### EXERCISE PROMPT
Collect the lines of the entries where "this" shows up.

(Element data from apps and pages)
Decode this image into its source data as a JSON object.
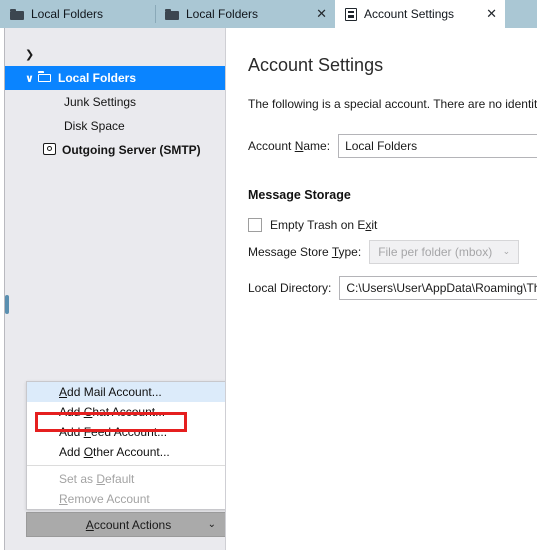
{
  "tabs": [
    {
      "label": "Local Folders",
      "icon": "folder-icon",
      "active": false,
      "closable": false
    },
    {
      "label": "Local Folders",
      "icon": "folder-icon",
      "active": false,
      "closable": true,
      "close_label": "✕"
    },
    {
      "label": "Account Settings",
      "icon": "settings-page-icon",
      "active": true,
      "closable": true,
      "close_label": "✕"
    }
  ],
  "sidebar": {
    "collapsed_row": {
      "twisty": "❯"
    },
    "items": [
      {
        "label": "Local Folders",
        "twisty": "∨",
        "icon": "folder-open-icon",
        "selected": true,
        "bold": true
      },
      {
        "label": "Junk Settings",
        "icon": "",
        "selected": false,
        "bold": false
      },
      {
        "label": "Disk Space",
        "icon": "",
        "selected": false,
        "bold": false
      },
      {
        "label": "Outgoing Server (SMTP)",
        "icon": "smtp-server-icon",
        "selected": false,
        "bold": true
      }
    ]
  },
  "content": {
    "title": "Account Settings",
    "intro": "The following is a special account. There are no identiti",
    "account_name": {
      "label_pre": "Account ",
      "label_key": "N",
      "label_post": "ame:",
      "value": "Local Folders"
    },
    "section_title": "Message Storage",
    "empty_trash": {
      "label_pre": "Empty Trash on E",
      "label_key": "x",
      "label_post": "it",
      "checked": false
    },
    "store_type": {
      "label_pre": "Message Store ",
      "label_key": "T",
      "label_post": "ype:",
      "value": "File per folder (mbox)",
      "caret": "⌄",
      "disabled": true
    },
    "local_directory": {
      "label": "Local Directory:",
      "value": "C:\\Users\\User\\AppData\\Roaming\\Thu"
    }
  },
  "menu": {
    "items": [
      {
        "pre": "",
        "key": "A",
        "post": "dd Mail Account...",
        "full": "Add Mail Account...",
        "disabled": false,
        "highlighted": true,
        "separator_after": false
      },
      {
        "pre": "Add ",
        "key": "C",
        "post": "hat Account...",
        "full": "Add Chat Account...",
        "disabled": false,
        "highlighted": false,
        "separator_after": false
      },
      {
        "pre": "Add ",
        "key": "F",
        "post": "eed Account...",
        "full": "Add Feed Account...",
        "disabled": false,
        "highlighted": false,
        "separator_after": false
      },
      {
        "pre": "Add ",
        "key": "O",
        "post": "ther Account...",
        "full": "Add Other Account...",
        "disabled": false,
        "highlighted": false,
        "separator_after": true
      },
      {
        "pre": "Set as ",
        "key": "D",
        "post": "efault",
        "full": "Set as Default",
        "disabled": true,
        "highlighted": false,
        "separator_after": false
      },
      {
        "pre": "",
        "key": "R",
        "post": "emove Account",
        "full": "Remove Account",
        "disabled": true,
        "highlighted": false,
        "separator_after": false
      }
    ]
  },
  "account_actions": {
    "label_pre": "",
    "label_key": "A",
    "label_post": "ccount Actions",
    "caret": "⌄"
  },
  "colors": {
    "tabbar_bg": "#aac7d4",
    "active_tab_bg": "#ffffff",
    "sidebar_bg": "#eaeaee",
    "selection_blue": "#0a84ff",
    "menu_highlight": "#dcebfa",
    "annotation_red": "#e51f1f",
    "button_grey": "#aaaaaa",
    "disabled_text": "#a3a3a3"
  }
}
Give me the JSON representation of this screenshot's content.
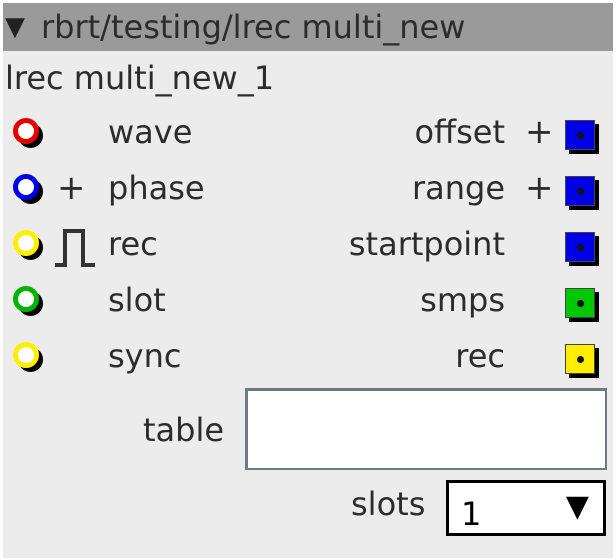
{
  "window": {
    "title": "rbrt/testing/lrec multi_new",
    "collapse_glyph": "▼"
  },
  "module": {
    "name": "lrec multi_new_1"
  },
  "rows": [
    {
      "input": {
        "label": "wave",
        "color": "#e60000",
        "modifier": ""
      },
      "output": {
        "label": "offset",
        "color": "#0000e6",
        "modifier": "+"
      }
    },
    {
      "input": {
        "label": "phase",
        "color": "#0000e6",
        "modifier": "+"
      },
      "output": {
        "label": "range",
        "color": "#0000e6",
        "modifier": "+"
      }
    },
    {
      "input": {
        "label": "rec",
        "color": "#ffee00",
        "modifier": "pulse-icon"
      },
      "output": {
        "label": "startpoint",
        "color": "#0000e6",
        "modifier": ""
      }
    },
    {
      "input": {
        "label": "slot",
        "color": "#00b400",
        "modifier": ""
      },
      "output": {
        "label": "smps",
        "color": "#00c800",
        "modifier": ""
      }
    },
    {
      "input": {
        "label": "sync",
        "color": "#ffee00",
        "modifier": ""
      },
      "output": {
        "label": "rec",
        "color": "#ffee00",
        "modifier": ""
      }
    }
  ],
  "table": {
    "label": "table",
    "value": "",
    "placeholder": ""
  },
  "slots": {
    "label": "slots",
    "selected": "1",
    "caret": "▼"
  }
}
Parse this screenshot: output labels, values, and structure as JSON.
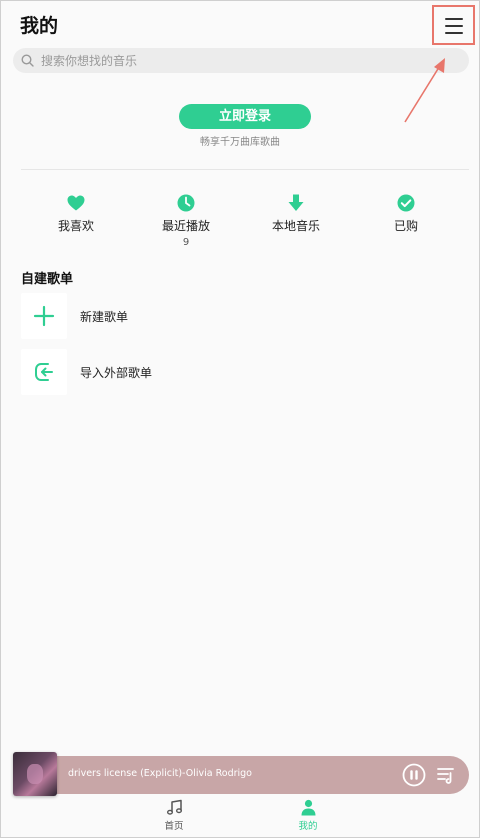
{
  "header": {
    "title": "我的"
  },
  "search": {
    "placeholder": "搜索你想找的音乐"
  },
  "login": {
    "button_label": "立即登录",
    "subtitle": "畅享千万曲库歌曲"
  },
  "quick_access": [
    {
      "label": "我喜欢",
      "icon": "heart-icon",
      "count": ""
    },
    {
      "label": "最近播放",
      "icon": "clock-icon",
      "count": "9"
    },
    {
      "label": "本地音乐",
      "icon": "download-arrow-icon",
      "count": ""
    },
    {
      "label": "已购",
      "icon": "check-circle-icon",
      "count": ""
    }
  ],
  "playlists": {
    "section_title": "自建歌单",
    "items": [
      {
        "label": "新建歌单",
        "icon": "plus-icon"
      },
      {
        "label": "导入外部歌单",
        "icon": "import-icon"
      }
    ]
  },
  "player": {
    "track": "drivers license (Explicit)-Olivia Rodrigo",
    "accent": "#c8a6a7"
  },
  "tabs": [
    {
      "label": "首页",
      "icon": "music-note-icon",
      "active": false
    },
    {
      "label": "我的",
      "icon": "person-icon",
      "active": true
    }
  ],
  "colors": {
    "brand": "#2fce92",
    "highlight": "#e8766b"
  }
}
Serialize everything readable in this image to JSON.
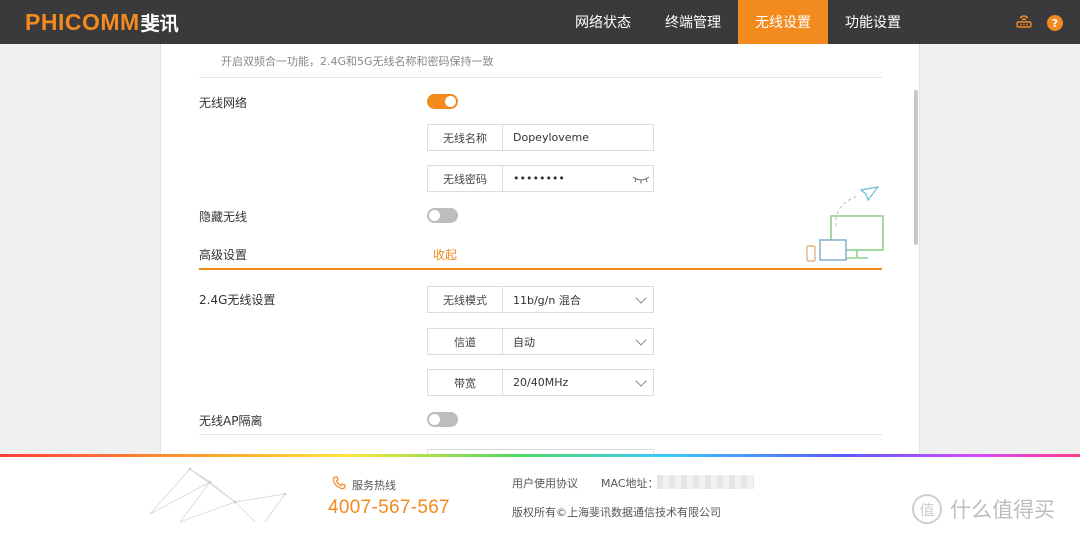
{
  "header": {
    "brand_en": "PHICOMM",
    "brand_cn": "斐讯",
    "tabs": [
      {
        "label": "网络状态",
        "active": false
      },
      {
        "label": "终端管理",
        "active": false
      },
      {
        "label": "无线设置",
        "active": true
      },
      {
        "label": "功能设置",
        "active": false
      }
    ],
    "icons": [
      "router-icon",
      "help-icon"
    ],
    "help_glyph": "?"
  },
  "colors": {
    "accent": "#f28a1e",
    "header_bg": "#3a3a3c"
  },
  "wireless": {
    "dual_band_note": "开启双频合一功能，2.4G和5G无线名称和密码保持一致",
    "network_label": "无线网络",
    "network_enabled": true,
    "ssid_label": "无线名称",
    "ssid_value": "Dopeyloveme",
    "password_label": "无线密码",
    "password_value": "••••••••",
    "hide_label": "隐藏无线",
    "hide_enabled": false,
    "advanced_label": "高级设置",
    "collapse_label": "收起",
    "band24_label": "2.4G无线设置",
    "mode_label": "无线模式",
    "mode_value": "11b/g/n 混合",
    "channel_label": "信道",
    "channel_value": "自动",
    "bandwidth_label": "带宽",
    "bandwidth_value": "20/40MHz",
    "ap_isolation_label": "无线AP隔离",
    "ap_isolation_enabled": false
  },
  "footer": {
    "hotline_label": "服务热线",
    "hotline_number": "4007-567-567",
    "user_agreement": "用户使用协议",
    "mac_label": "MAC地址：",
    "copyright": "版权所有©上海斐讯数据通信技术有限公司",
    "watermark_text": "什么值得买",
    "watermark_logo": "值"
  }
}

### RESULT
Decode this image into its source data as a JSON object.
Give me the JSON representation of this screenshot's content.
Parse this screenshot: output labels, values, and structure as JSON.
Serialize everything readable in this image to JSON.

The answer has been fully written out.